━━━ Data ━━━
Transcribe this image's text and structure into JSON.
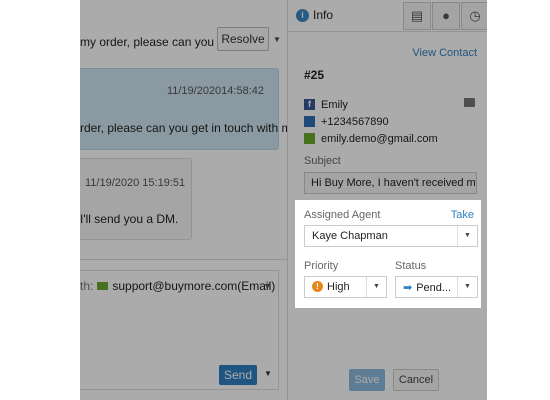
{
  "conversation": {
    "subject_preview": "my order, please can you ...",
    "resolve_label": "Resolve",
    "incoming": {
      "timestamp": "11/19/202014:58:42",
      "text": "rder, please can you get in touch with me?"
    },
    "outgoing": {
      "timestamp": "11/19/2020 15:19:51",
      "text": "I'll send you a DM."
    },
    "compose": {
      "from_label": "th:",
      "from_value": "support@buymore.com(Email)",
      "send_label": "Send"
    }
  },
  "info": {
    "tab_label": "Info",
    "view_contact": "View Contact",
    "ticket_id": "#25",
    "contact": {
      "name": "Emily",
      "phone": "+1234567890",
      "email": "emily.demo@gmail.com"
    },
    "subject_label": "Subject",
    "subject_value": "Hi Buy More, I haven't received my",
    "assigned_agent_label": "Assigned Agent",
    "take_label": "Take",
    "assigned_agent_value": "Kaye Chapman",
    "priority_label": "Priority",
    "priority_value": "High",
    "status_label": "Status",
    "status_value": "Pend...",
    "save_label": "Save",
    "cancel_label": "Cancel"
  },
  "colors": {
    "accent": "#2f7fc0",
    "incoming_bubble": "#cfe6f2",
    "priority_high": "#e8861e",
    "email_icon": "#6aa82a",
    "facebook": "#3b5998"
  }
}
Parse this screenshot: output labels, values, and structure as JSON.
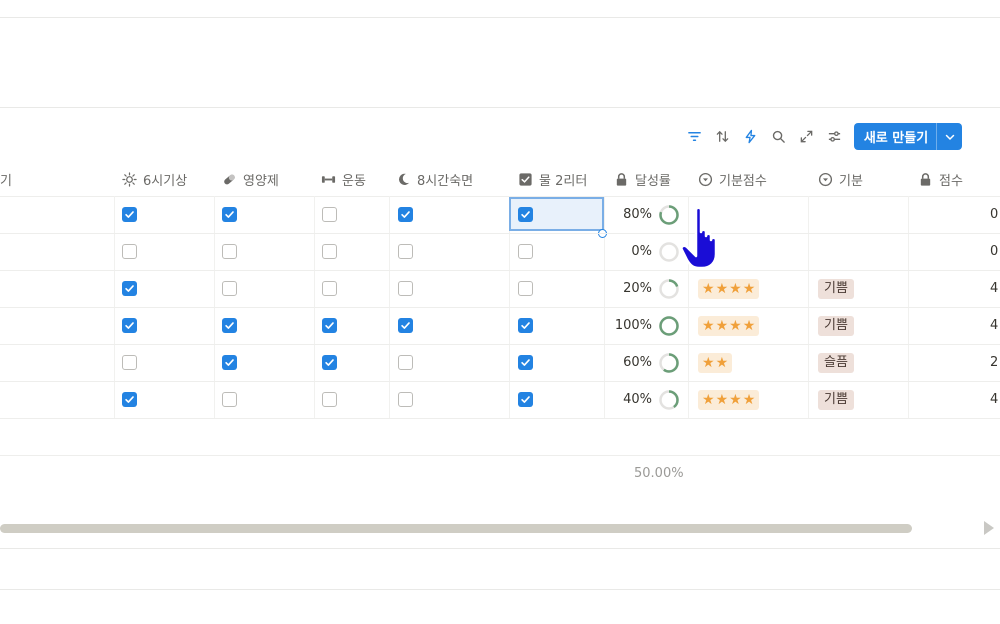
{
  "toolbar": {
    "icons": [
      "filter-icon",
      "sort-icon",
      "automation-lightning-icon",
      "search-icon",
      "expand-icon",
      "settings-sliders-icon"
    ],
    "new_button_label": "새로 만들기",
    "accent_color": "#2383e2"
  },
  "columns": [
    {
      "label": "일기",
      "icon": "diary-icon"
    },
    {
      "label": "6시기상",
      "icon": "sun-icon"
    },
    {
      "label": "영양제",
      "icon": "pill-icon"
    },
    {
      "label": "운동",
      "icon": "dumbbell-icon"
    },
    {
      "label": "8시간숙면",
      "icon": "moon-icon"
    },
    {
      "label": "물 2리터",
      "icon": "checkbox-icon"
    },
    {
      "label": "달성률",
      "icon": "lock-icon"
    },
    {
      "label": "기분점수",
      "icon": "dropdown-circle-icon"
    },
    {
      "label": "기분",
      "icon": "dropdown-circle-icon"
    },
    {
      "label": "점수",
      "icon": "lock-icon"
    }
  ],
  "rows": [
    {
      "checks": [
        true,
        true,
        false,
        true,
        true
      ],
      "rate": "80%",
      "rate_value": 0.8,
      "stars": 0,
      "mood": "",
      "score": "0"
    },
    {
      "checks": [
        false,
        false,
        false,
        false,
        false
      ],
      "rate": "0%",
      "rate_value": 0.0,
      "stars": 0,
      "mood": "",
      "score": "0"
    },
    {
      "checks": [
        true,
        false,
        false,
        false,
        false
      ],
      "rate": "20%",
      "rate_value": 0.2,
      "stars": 4,
      "mood": "기쁨",
      "score": "4"
    },
    {
      "checks": [
        true,
        true,
        true,
        true,
        true
      ],
      "rate": "100%",
      "rate_value": 1.0,
      "stars": 4,
      "mood": "기쁨",
      "score": "4"
    },
    {
      "checks": [
        false,
        true,
        true,
        false,
        true
      ],
      "rate": "60%",
      "rate_value": 0.6,
      "stars": 2,
      "mood": "슬픔",
      "score": "2"
    },
    {
      "checks": [
        true,
        false,
        false,
        false,
        true
      ],
      "rate": "40%",
      "rate_value": 0.4,
      "stars": 4,
      "mood": "기쁨",
      "score": "4"
    }
  ],
  "footer": {
    "average": "50.00%"
  },
  "colors": {
    "ring": "#6b9e78",
    "ring_track": "#e3e2e0",
    "star": "#f0a03a",
    "tag_bg": "#eee0da"
  },
  "cursor": "hand-pointer-icon"
}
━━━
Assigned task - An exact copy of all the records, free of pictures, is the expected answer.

Answer -
Transcribe this image's text and structure into JSON.
{
  "conversation": {
    "subject_preview": "my order, please can you ...",
    "resolve_label": "Resolve",
    "incoming": {
      "timestamp": "11/19/202014:58:42",
      "text": "rder, please can you get in touch with me?"
    },
    "outgoing": {
      "timestamp": "11/19/2020 15:19:51",
      "text": "I'll send you a DM."
    },
    "compose": {
      "from_label": "th:",
      "from_value": "support@buymore.com(Email)",
      "send_label": "Send"
    }
  },
  "info": {
    "tab_label": "Info",
    "view_contact": "View Contact",
    "ticket_id": "#25",
    "contact": {
      "name": "Emily",
      "phone": "+1234567890",
      "email": "emily.demo@gmail.com"
    },
    "subject_label": "Subject",
    "subject_value": "Hi Buy More, I haven't received my",
    "assigned_agent_label": "Assigned Agent",
    "take_label": "Take",
    "assigned_agent_value": "Kaye Chapman",
    "priority_label": "Priority",
    "priority_value": "High",
    "status_label": "Status",
    "status_value": "Pend...",
    "save_label": "Save",
    "cancel_label": "Cancel"
  },
  "colors": {
    "accent": "#2f7fc0",
    "incoming_bubble": "#cfe6f2",
    "priority_high": "#e8861e",
    "email_icon": "#6aa82a",
    "facebook": "#3b5998"
  }
}
Parse this screenshot: output labels, values, and structure as JSON.
{
  "toolbar": {
    "icons": [
      "filter-icon",
      "sort-icon",
      "automation-lightning-icon",
      "search-icon",
      "expand-icon",
      "settings-sliders-icon"
    ],
    "new_button_label": "새로 만들기",
    "accent_color": "#2383e2"
  },
  "columns": [
    {
      "label": "일기",
      "icon": "diary-icon"
    },
    {
      "label": "6시기상",
      "icon": "sun-icon"
    },
    {
      "label": "영양제",
      "icon": "pill-icon"
    },
    {
      "label": "운동",
      "icon": "dumbbell-icon"
    },
    {
      "label": "8시간숙면",
      "icon": "moon-icon"
    },
    {
      "label": "물 2리터",
      "icon": "checkbox-icon"
    },
    {
      "label": "달성률",
      "icon": "lock-icon"
    },
    {
      "label": "기분점수",
      "icon": "dropdown-circle-icon"
    },
    {
      "label": "기분",
      "icon": "dropdown-circle-icon"
    },
    {
      "label": "점수",
      "icon": "lock-icon"
    }
  ],
  "rows": [
    {
      "checks": [
        true,
        true,
        false,
        true,
        true
      ],
      "rate": "80%",
      "rate_value": 0.8,
      "stars": 0,
      "mood": "",
      "score": "0"
    },
    {
      "checks": [
        false,
        false,
        false,
        false,
        false
      ],
      "rate": "0%",
      "rate_value": 0.0,
      "stars": 0,
      "mood": "",
      "score": "0"
    },
    {
      "checks": [
        true,
        false,
        false,
        false,
        false
      ],
      "rate": "20%",
      "rate_value": 0.2,
      "stars": 4,
      "mood": "기쁨",
      "score": "4"
    },
    {
      "checks": [
        true,
        true,
        true,
        true,
        true
      ],
      "rate": "100%",
      "rate_value": 1.0,
      "stars": 4,
      "mood": "기쁨",
      "score": "4"
    },
    {
      "checks": [
        false,
        true,
        true,
        false,
        true
      ],
      "rate": "60%",
      "rate_value": 0.6,
      "stars": 2,
      "mood": "슬픔",
      "score": "2"
    },
    {
      "checks": [
        true,
        false,
        false,
        false,
        true
      ],
      "rate": "40%",
      "rate_value": 0.4,
      "stars": 4,
      "mood": "기쁨",
      "score": "4"
    }
  ],
  "footer": {
    "average": "50.00%"
  },
  "colors": {
    "ring": "#6b9e78",
    "ring_track": "#e3e2e0",
    "star": "#f0a03a",
    "tag_bg": "#eee0da"
  },
  "cursor": "hand-pointer-icon"
}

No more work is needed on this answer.